Since I have returned from Bosnia, two things keep dominating my thinking. The first is about Syria. The political circumstances that have led to the destruction of Aleppo today are not the same as those facing Sarajevo in the 1990s. For people trapped there though, the parallels must feel much more real than the differences. I don’t claim to have an off-the-shelf action plan for what the international community should do today any more than anyone else does. I just keep thinking how in twenty years’ time, people visiting Aleppo - hopefully reconstructed as Sarajevo has been today - will ask: “How could the world have let this happen in 2016?” What will be our answer?

The other thing that dominates my thoughts is that the genocide in Bosnia hit people like me. A man I met, who unexpectedly found himself becoming a soldier in 1992, told me how, before the war, he wore a t-shirt, jeans and an earring. On a good day, he would to listen to the Ramones. On a bad day, it would be the Sex Pistols. I am a bit older than him, but this was still my generation. And it happened In Europe.

What is more, the murders and the ethnic cleansing were not committed by strangers. So often, they were committed by neighbours. These were normal people who had been whipped up to dehumanise those who they were told were “different”. They were told that their way of life was under threat. They internalised it. They believed it. And, down the line, they no longer needed persuading it was “them or us”.

Most of the time, xenophobia does not lead to the horrors that have scarred Srebrenica forever. But it can do. That a lesson for all of us must never forget. So next time you hear someone talking about people living either down the road or across the sea being "them" not "us", don't shrug and walk away. Speak up and speak out instead.

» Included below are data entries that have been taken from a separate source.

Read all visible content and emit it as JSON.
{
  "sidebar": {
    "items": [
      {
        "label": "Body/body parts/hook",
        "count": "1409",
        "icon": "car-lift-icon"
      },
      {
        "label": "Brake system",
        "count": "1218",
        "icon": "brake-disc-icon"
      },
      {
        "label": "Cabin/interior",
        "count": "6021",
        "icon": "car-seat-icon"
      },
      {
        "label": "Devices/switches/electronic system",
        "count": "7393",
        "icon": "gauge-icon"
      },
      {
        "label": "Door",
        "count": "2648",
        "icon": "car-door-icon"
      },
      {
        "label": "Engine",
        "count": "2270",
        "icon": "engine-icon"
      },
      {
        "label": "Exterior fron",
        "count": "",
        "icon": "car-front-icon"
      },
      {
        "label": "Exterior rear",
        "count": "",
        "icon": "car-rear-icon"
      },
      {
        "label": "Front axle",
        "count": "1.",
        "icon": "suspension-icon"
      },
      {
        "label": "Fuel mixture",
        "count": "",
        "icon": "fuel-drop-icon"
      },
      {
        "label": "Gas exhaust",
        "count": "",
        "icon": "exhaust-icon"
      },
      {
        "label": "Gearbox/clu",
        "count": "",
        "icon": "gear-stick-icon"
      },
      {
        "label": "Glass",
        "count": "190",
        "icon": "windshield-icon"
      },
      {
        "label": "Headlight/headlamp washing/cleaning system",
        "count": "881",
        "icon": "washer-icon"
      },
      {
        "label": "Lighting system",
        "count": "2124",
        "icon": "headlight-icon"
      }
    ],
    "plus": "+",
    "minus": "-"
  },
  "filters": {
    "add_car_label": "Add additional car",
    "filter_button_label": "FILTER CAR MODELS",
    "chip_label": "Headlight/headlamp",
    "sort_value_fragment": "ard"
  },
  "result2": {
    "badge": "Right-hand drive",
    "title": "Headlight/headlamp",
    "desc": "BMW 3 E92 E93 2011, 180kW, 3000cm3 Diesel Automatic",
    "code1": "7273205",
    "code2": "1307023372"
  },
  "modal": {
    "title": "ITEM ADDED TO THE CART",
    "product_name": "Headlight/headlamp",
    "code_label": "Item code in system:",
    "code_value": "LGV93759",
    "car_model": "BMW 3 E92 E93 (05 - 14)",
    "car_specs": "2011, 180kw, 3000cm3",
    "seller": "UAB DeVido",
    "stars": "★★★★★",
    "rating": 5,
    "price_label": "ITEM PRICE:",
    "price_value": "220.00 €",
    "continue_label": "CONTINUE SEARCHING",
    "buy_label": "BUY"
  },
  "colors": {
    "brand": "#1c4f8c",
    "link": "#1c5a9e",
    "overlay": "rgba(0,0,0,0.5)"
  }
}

Richard Burden is Labour MP for Birmingham Northfield and a Shadow Transport Minister. He visited Bosnia with the Remembering Srebrenica charity in October 2016. You can find out more about the Remembering Srebrenica charity here.

Richard Burden is MP for Birmingham Northfield. Follow him on Twitter @RichardBurdenMP.